Problem statement - Where a line below holds the string "qemu", that line goes into the answer.
::::::
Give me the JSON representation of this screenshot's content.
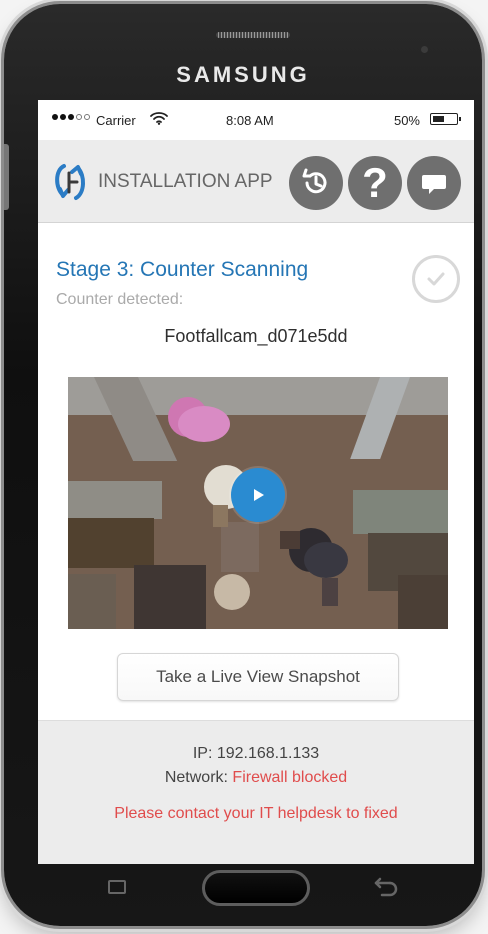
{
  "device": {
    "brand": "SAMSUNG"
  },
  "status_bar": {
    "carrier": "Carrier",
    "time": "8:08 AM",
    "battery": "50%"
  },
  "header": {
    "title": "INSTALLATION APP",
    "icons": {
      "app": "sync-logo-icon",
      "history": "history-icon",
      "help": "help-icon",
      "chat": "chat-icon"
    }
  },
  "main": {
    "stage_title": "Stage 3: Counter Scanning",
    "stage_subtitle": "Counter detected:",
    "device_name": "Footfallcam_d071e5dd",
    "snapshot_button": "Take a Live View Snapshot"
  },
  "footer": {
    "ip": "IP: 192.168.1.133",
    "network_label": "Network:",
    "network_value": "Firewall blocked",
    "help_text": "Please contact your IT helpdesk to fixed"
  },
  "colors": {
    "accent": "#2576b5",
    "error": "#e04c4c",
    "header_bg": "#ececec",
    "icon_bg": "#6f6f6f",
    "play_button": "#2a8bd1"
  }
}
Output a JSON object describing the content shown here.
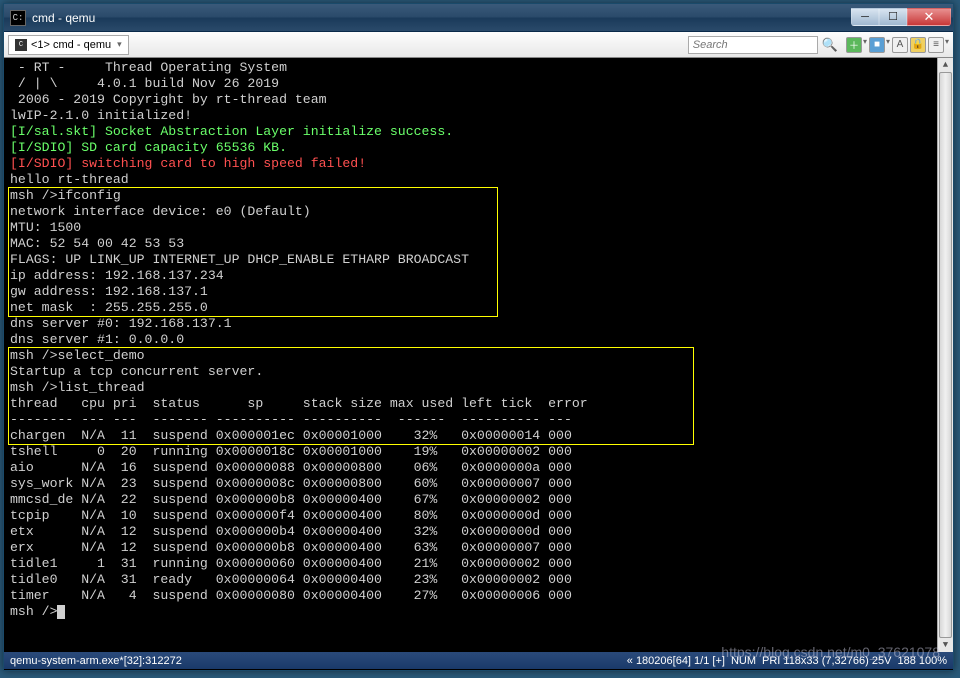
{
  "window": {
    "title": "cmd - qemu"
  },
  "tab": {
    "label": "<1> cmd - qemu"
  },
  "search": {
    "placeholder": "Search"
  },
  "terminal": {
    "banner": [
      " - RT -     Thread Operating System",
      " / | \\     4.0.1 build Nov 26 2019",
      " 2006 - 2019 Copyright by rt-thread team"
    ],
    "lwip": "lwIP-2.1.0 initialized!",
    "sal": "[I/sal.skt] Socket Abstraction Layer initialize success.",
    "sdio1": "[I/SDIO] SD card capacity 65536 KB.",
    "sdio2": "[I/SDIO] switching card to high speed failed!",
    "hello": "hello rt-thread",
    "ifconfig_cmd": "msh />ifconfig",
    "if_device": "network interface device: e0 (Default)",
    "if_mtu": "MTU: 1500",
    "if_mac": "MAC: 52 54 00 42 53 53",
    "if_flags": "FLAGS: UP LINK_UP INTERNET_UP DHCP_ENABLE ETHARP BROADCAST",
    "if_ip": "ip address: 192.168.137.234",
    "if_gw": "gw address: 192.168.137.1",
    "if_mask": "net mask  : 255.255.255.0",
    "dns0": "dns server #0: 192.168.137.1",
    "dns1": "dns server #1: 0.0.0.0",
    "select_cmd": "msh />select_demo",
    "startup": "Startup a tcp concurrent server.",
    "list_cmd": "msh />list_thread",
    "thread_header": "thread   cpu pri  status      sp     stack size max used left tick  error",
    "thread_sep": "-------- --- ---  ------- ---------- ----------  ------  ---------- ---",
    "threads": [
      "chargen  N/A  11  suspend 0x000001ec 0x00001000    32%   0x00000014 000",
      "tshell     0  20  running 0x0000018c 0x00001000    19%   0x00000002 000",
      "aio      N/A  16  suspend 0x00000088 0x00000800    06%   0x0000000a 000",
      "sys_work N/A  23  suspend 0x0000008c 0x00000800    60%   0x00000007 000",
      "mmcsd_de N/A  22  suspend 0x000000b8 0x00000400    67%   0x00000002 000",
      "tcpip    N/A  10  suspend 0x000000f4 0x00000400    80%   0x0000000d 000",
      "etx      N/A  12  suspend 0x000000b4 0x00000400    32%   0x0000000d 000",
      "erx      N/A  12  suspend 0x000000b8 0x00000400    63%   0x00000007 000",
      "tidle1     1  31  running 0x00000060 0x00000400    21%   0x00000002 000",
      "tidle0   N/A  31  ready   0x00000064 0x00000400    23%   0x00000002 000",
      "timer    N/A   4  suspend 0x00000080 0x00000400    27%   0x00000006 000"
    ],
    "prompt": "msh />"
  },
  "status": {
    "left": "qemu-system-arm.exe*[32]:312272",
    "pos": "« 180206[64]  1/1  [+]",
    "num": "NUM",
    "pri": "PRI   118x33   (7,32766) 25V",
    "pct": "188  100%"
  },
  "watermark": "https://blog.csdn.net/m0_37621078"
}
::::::
Output for this exercise -
    "title": "cmd - qemu"
    "label": "<1> cmd - qemu"
    "left": "qemu-system-arm.exe*[32]:312272",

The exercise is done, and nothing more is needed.